As an MBA student majoring in finance, I've found that in finance perhaps more than any other field there is a gross inability by authors, even well-known authors, to relate the subject matter in a way that provides the reader with an intuitive understanding of the material's relevance, importance, and utility. With many if not most finance texts / classes, the readers / students often walk away with a head full of ratios and other quant-type knowledge with no real understanding of the implications or even when and under what circumstances to employ the information they have learned.
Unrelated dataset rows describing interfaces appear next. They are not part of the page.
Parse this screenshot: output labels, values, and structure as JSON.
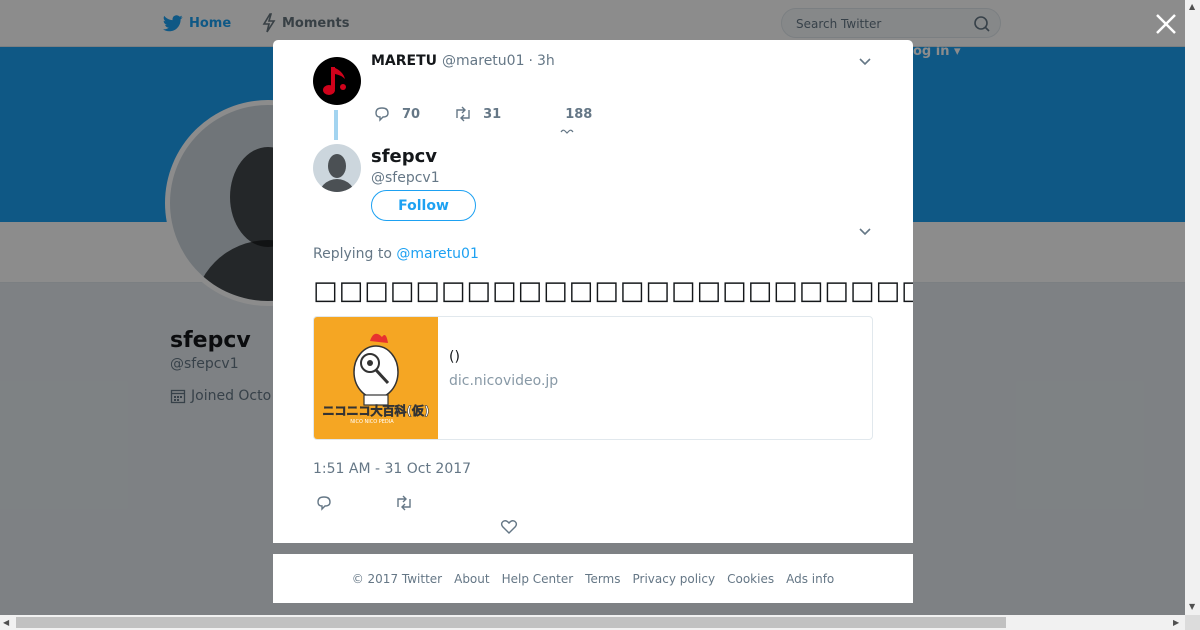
{
  "topbar": {
    "home_label": "Home",
    "moments_label": "Moments",
    "search_placeholder": "Search Twitter",
    "login_label": "og in ▾"
  },
  "profile": {
    "name": "sfepcv",
    "handle": "@sfepcv1",
    "joined": "Joined Octo"
  },
  "parent_tweet": {
    "name": "MARETU",
    "handle": "@maretu01",
    "separator": "·",
    "time_ago": "3h",
    "replies": "70",
    "retweets": "31",
    "likes": "188"
  },
  "tweet": {
    "author_name": "sfepcv",
    "author_handle": "@sfepcv1",
    "follow_label": "Follow",
    "replying_prefix": "Replying to",
    "replying_handle": "@maretu01",
    "text": "□□□□□□□□□□□□□□□□□□□□□□□□□□□□□□□□□□□□□□□□□□□□□",
    "card": {
      "title": "()",
      "domain": "dic.nicovideo.jp",
      "thumb_text": "ニコニコ大百科(仮)",
      "thumb_subtext": "NICO NICO PEDIA"
    },
    "timestamp": "1:51 AM - 31 Oct 2017"
  },
  "footer": {
    "copyright": "© 2017 Twitter",
    "links": [
      "About",
      "Help Center",
      "Terms",
      "Privacy policy",
      "Cookies",
      "Ads info"
    ]
  },
  "colors": {
    "accent": "#1da1f2",
    "banner": "#1da1f2",
    "card_thumb": "#f5a623",
    "overlay": "rgba(0,0,0,0.45)"
  }
}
Of all the finance books I've read or perused, only two authors seem to be able to relate finance in an intuitive manner, Robert C. Higgins being one of them (and Frank Fabozzi being the other). This text in particular is amazing. It is an "introductory" level text, yet it covers the subject matter with sufficient depth. It seemed like on every page I experienced an epiphany of what my finance professors tried to teach the class but without much success. It is amazing how the author's masterful presentation includes so many concepts in such pellucid terms. I learned the materials in this book in several different graduate level finance classes, yet Robert C. Higgins manages to meld them together in a single text, cover each topic adequately, and convey a clear understanding of the materials.
I simply cannot recommend this book highly enough.